Women’s groups around Atlanta bought and wrapped presents for the patients of Lawson General Hospital, including Kappa Delta sorority alumni. (Atlanta Constitution, Dec. 17, 1944, “KD alumnae to meet”)
One week before Christmas, 25-year-old D-Day hero Lt. Forest K. Ferguson was awarded the Distinguished Service Cross at the hospital. He was recognized for extraordinary heroism under fire during the invasion. Brigadier Gen. William L Sheep, commanding officer of Lawson General Hospital, presented the award to the former football star of the University of Florida. (Atlanta Constitution, Dec.25, 1944, “D-Day Hero, Former Gator, Awarded DSC”)
Ferguson advanced without regard to his safety and under heavy fire to blow a wide gap into assault wire with a torpedo. He was sent to Lawson General Hospital after being struck in the head by shrapnel and wounded seriously as he approached the German lines. His citation read, “the personal bravery, initiative, and superior leadership of Lt. Ferguson under such hazardous conditions reflects great credit upon himself and was in keeping with the highest traditions of the armed forces.”

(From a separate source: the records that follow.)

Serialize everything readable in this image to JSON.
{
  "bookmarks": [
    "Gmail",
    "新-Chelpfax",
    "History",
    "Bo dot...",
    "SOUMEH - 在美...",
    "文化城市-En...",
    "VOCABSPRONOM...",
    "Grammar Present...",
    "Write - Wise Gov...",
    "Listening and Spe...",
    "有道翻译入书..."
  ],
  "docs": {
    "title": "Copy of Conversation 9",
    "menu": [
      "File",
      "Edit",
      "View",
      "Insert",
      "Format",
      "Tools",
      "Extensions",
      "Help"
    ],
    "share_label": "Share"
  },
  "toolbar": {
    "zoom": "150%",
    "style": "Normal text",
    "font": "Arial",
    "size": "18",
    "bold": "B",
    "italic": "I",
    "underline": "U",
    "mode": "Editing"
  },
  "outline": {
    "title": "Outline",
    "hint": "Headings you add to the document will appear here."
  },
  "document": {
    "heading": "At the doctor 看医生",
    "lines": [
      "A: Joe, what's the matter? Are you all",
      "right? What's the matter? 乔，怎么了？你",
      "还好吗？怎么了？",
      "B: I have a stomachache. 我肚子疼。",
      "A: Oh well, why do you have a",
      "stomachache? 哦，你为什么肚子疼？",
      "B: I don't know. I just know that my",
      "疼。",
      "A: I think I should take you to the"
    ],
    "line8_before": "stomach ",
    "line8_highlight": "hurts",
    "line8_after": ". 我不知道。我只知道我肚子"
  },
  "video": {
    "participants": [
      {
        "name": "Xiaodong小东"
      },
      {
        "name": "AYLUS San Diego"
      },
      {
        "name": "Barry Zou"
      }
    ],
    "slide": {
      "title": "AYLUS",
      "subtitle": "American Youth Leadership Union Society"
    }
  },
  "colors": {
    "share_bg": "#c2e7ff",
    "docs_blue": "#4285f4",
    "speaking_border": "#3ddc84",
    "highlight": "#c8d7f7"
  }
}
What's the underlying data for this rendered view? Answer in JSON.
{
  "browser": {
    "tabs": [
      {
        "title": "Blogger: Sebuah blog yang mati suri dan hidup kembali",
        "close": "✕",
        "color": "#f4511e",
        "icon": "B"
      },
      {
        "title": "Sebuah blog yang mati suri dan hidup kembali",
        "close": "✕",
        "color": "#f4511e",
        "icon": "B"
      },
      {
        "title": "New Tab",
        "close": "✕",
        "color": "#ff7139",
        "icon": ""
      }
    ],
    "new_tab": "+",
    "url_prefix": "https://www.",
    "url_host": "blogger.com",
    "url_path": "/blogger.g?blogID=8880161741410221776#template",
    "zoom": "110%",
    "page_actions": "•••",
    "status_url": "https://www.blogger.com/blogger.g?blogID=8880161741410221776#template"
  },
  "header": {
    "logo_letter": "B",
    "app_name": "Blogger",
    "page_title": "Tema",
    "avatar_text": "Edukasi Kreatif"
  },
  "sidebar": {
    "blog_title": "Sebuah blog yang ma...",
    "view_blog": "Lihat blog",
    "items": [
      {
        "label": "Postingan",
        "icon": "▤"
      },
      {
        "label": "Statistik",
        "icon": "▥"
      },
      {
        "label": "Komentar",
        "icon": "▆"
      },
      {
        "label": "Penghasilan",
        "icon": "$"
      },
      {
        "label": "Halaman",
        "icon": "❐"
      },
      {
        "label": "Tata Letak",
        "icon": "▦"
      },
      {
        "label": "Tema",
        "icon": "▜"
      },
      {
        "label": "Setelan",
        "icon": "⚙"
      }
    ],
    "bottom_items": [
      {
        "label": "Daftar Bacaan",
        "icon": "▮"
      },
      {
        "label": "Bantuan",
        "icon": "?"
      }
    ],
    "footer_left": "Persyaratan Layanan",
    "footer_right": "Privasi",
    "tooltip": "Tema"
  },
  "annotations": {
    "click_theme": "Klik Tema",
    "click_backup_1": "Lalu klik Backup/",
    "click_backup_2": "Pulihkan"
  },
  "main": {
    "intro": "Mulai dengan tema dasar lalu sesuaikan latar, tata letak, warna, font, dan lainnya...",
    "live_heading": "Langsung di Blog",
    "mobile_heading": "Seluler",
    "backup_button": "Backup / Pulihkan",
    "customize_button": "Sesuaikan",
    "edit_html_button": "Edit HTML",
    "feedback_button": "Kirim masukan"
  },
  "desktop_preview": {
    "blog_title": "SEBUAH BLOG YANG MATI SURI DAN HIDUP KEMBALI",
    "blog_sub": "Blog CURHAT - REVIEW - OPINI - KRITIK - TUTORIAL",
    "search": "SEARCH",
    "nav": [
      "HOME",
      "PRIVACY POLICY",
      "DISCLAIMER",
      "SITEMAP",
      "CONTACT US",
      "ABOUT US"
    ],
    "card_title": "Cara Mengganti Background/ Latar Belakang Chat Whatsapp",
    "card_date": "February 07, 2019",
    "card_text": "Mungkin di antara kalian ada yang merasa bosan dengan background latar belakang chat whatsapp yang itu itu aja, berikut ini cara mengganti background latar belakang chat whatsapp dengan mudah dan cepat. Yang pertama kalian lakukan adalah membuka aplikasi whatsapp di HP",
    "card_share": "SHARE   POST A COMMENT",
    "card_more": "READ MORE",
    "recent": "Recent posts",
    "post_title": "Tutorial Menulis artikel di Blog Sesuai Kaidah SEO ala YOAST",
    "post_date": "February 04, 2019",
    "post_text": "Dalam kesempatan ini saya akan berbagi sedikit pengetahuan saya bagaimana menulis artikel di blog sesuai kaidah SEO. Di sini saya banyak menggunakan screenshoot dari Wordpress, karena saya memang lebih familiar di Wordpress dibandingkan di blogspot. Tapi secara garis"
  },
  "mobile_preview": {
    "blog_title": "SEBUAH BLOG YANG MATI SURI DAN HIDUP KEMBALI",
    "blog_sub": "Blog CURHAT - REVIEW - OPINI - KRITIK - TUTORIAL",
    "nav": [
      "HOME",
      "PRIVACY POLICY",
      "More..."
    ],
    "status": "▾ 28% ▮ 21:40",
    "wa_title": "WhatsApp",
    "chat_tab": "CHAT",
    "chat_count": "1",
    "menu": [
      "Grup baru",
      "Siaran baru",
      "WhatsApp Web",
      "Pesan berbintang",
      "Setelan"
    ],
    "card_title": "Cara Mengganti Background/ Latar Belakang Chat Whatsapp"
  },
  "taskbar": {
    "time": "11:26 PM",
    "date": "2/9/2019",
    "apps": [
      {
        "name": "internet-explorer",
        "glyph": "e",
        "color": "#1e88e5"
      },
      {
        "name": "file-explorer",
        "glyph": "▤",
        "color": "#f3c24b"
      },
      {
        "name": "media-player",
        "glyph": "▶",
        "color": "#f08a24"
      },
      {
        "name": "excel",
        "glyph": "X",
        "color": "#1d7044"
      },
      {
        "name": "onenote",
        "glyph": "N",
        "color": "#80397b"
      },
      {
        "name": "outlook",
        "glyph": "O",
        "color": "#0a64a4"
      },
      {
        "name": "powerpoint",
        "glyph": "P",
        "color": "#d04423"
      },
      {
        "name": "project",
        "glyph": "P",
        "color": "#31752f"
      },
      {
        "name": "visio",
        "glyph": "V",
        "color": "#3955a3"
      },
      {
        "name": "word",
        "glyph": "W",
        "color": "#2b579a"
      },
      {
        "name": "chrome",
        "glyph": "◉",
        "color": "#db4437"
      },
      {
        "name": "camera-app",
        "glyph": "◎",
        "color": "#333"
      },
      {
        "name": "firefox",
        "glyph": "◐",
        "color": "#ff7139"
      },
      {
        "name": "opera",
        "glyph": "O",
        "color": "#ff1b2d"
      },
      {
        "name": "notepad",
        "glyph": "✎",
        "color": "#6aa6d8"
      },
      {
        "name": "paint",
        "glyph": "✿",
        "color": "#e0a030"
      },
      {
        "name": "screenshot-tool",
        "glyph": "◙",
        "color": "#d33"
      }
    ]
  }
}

The people of the communities around Naval Air Station Atlanta and Lawson General Hospital found ways to help with gifts, visits and bringing them into their homes on occasion for a friendly gathering and home-cooked meal.